Ira Glass Creative Advice
I see a lot of street photography that inspires and challenges me. Whether I’m checking out the seemingly impossible feats of photographic wizardry in my favorite Flickr group or browsing the Magnum archives, it’s easy to feel helpless to the fact that my own work rarely lives up to my own high standards.
Ira Glass points out that this is common for every creative process. And it’s all a matter of taste:
Nobody tells this to people who are beginners, I really wish somebody had told this to me… Is that all of us who do creative work, we get into it because we have good taste. But it’s like there’s a gap that for the first couple of years that you’re making stuff, what you’re making isn’t so good, it’s not that great. It’s trying to be good, it has ambition to be good but it’s not quite that good. But your taste, that thing that got you into the game, your taste is still killer. And your taste is good enough that you can tell that what you’re making is kind of a disappointment to you. You know what I mean?
A lot of people never get past that phase, a lot of people at that point, they quit. And the thing I would just like to say to you with all my heart is that most everybody I know who does interesting creative work, they went through a phase of years where they had really good taste, they could tell that what they were making wasn’t as good as they wanted it to be. They knew that it fell short. It didn’t have this special thing that we wanted it to have. And the thing I would say to you is everybody goes through that. And for you to go through it, if you’re going through it right now, if you’re just getting out of that phase, you gotta know that’s totally normal and the most important possible thing you can do is do a lot of work. Do a huge volume of work. Put yourself on a deadline so that every week or every month you know you’re going to finish one story. Because it’s actually going through a volume of work that you’re actually going to catch up and close that gap. And the work you’re making will be as good as your ambitions.
In my case, like I took longer to figure out how to do this than anybody I ever met. It takes a while, it’s going to take you a while. It’s normal to take a while and you just have to fight your way through that. Okay?
Everyone knows the way to get to Radio City Music Hall is to practice, practice, practice!

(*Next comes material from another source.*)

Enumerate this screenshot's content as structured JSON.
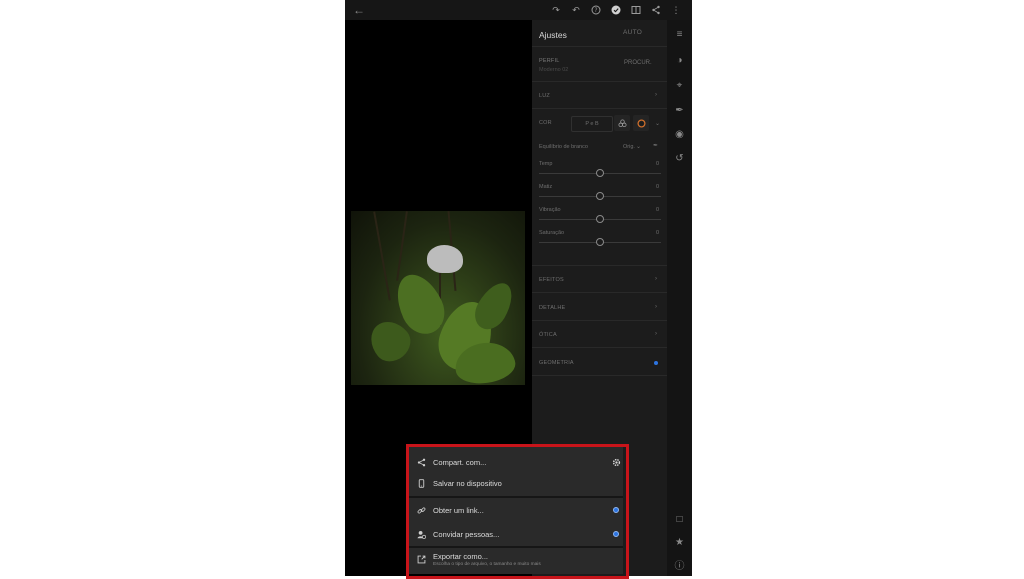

But the reality is that the very reason you have chosen the creative path is that you aspire to your own standards. And knowing your expectations of yourself won’t always match your ability to create is a relief. It makes the task of endless practice not only bearable but a cohesive part of a larger picture. Every discarded image becomes a single step towards the next excellent image – making each failure a valuable unseen component in your body of work. In other words – the creative process!
The trick here is to make sure you have good taste in street photography before trying to determine the value of your own work. It doesn’t do you any good to keep repeating terrible images over and over without a sense of what makes a good photograph.
Look at a lot of photographs. Really good photographs. Ask yourself why each image stands out to you and appreciate it on a molecular basis. Then go and shoot. Do your images make you feel the same way? Why not? Keep shooting but don’t just shoot the smae thing over and over. Consciously be aware that your taste is evolving and your vision is following close behind. If your images still don’t live up to your expectations then keep shooting!
Don’t try and make images that look like anything else. It’s not about copying or recreating anyone else’s style. But keep prying until you discover what it is about yoru own work that makes it unique. Then keep shooting until your work matches your expectations of yourself. Many street photographers are happy with 100 stand-out images after 20 years of shooting so it’s clear our expectations are high. That’s what makes this worth doing!
What’s your take on Ira Glass creative advice? Obvious or inspirational? Post your ideas in the comments below and keep the conversation going!